DATA IN THIS EXERCISE Block Start

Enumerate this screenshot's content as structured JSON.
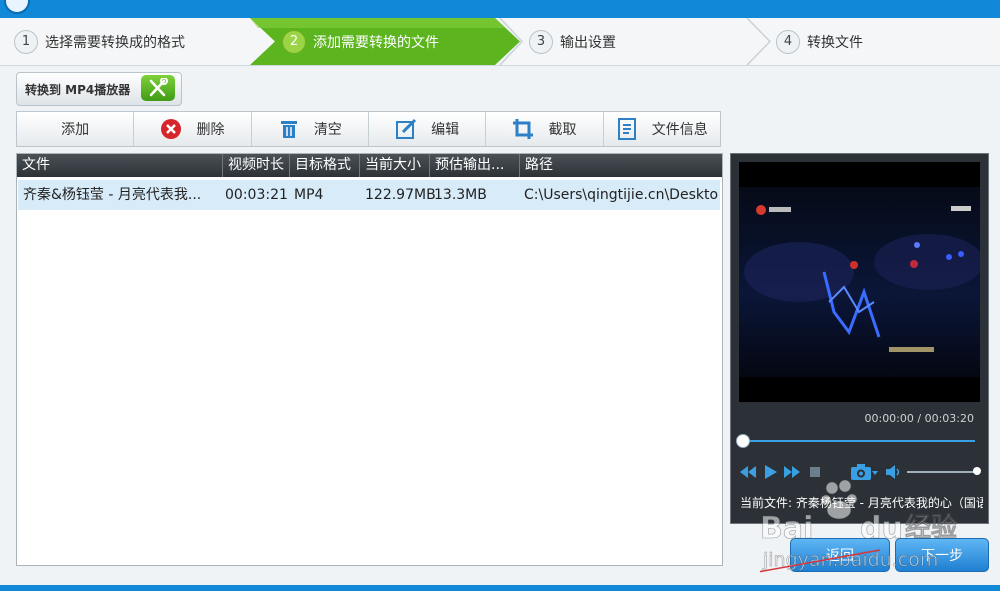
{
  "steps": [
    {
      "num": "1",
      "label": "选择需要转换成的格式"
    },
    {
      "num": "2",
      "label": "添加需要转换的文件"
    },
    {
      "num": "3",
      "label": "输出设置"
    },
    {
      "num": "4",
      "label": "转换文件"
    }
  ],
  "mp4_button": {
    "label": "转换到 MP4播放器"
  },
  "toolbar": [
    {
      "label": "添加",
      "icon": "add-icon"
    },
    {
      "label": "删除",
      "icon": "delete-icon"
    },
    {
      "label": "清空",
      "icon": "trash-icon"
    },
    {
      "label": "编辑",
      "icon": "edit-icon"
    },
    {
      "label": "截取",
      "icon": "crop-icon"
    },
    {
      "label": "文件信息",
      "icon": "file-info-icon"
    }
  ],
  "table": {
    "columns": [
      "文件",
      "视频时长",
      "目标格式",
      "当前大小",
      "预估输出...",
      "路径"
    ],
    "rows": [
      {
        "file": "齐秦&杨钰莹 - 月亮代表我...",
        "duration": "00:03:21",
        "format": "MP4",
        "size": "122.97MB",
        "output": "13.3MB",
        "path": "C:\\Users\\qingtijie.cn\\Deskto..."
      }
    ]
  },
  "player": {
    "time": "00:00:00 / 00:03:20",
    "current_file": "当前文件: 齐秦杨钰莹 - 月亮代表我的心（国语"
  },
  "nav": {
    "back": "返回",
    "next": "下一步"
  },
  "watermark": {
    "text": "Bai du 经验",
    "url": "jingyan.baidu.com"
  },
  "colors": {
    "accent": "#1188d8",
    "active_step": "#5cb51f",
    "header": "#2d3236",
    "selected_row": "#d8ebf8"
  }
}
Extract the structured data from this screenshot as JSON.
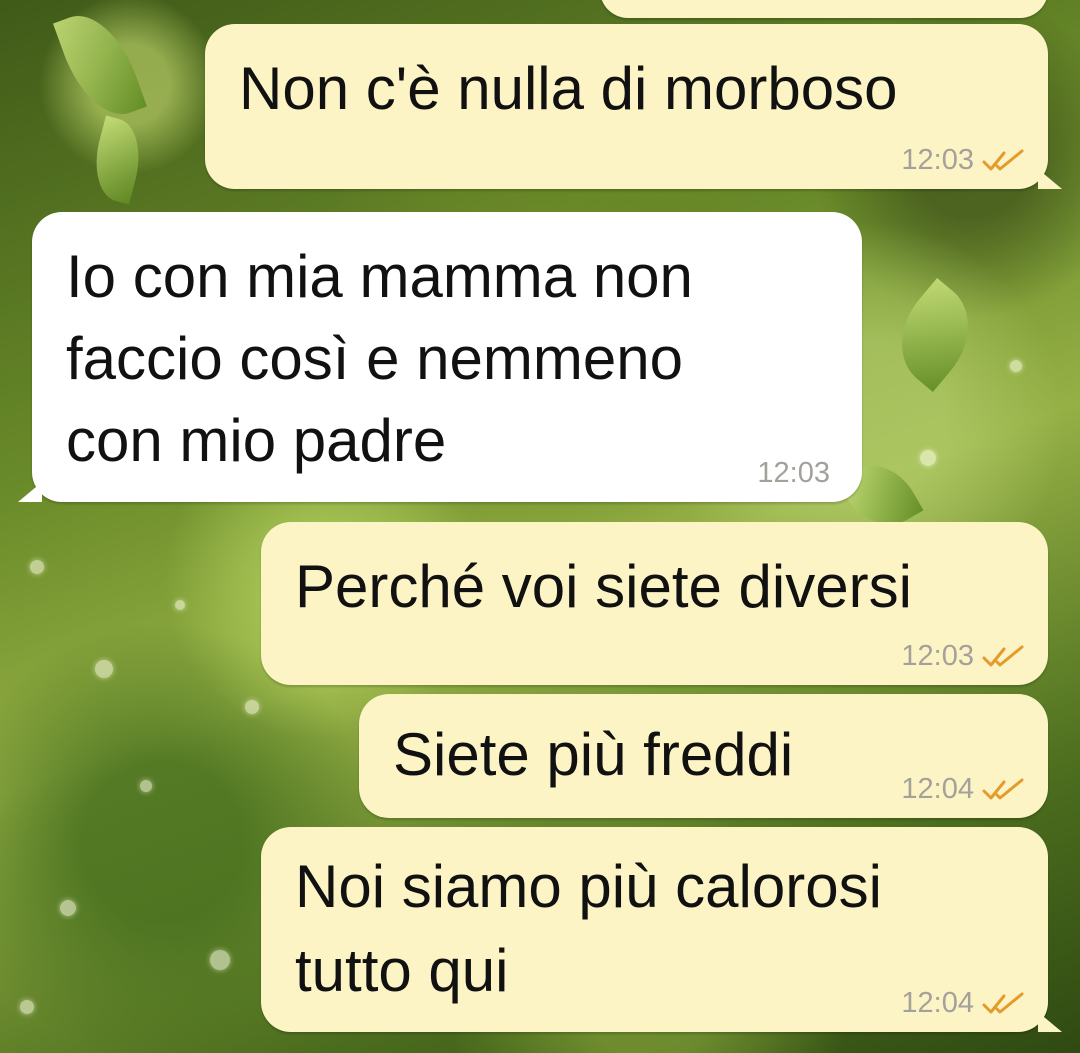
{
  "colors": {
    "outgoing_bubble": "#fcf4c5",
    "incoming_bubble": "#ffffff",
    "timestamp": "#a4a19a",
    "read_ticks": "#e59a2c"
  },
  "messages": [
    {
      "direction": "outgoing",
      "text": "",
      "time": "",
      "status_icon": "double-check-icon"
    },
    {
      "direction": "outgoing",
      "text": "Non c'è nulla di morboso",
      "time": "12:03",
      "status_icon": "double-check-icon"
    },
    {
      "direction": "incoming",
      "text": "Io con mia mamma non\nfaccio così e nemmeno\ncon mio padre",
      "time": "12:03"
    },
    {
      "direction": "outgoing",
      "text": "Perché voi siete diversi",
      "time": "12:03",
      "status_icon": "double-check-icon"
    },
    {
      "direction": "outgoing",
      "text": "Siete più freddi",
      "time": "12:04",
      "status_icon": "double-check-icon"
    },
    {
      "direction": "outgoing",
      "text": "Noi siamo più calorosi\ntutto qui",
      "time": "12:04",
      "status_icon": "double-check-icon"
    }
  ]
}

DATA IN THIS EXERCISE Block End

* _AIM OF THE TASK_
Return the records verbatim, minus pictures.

* _RESULT_
Enumerate this screenshot's content as structured JSON.
{
  "steps": [
    {
      "num": "1",
      "label": "选择需要转换成的格式"
    },
    {
      "num": "2",
      "label": "添加需要转换的文件"
    },
    {
      "num": "3",
      "label": "输出设置"
    },
    {
      "num": "4",
      "label": "转换文件"
    }
  ],
  "mp4_button": {
    "label": "转换到 MP4播放器"
  },
  "toolbar": [
    {
      "label": "添加",
      "icon": "add-icon"
    },
    {
      "label": "删除",
      "icon": "delete-icon"
    },
    {
      "label": "清空",
      "icon": "trash-icon"
    },
    {
      "label": "编辑",
      "icon": "edit-icon"
    },
    {
      "label": "截取",
      "icon": "crop-icon"
    },
    {
      "label": "文件信息",
      "icon": "file-info-icon"
    }
  ],
  "table": {
    "columns": [
      "文件",
      "视频时长",
      "目标格式",
      "当前大小",
      "预估输出...",
      "路径"
    ],
    "rows": [
      {
        "file": "齐秦&杨钰莹 - 月亮代表我...",
        "duration": "00:03:21",
        "format": "MP4",
        "size": "122.97MB",
        "output": "13.3MB",
        "path": "C:\\Users\\qingtijie.cn\\Deskto..."
      }
    ]
  },
  "player": {
    "time": "00:00:00 / 00:03:20",
    "current_file": "当前文件: 齐秦杨钰莹 - 月亮代表我的心（国语"
  },
  "nav": {
    "back": "返回",
    "next": "下一步"
  },
  "watermark": {
    "text": "Bai du 经验",
    "url": "jingyan.baidu.com"
  },
  "colors": {
    "accent": "#1188d8",
    "active_step": "#5cb51f",
    "header": "#2d3236",
    "selected_row": "#d8ebf8"
  }
}
Extract the structured data from this screenshot as JSON.
{
  "colors": {
    "outgoing_bubble": "#fcf4c5",
    "incoming_bubble": "#ffffff",
    "timestamp": "#a4a19a",
    "read_ticks": "#e59a2c"
  },
  "messages": [
    {
      "direction": "outgoing",
      "text": "",
      "time": "",
      "status_icon": "double-check-icon"
    },
    {
      "direction": "outgoing",
      "text": "Non c'è nulla di morboso",
      "time": "12:03",
      "status_icon": "double-check-icon"
    },
    {
      "direction": "incoming",
      "text": "Io con mia mamma non\nfaccio così e nemmeno\ncon mio padre",
      "time": "12:03"
    },
    {
      "direction": "outgoing",
      "text": "Perché voi siete diversi",
      "time": "12:03",
      "status_icon": "double-check-icon"
    },
    {
      "direction": "outgoing",
      "text": "Siete più freddi",
      "time": "12:04",
      "status_icon": "double-check-icon"
    },
    {
      "direction": "outgoing",
      "text": "Noi siamo più calorosi\ntutto qui",
      "time": "12:04",
      "status_icon": "double-check-icon"
    }
  ]
}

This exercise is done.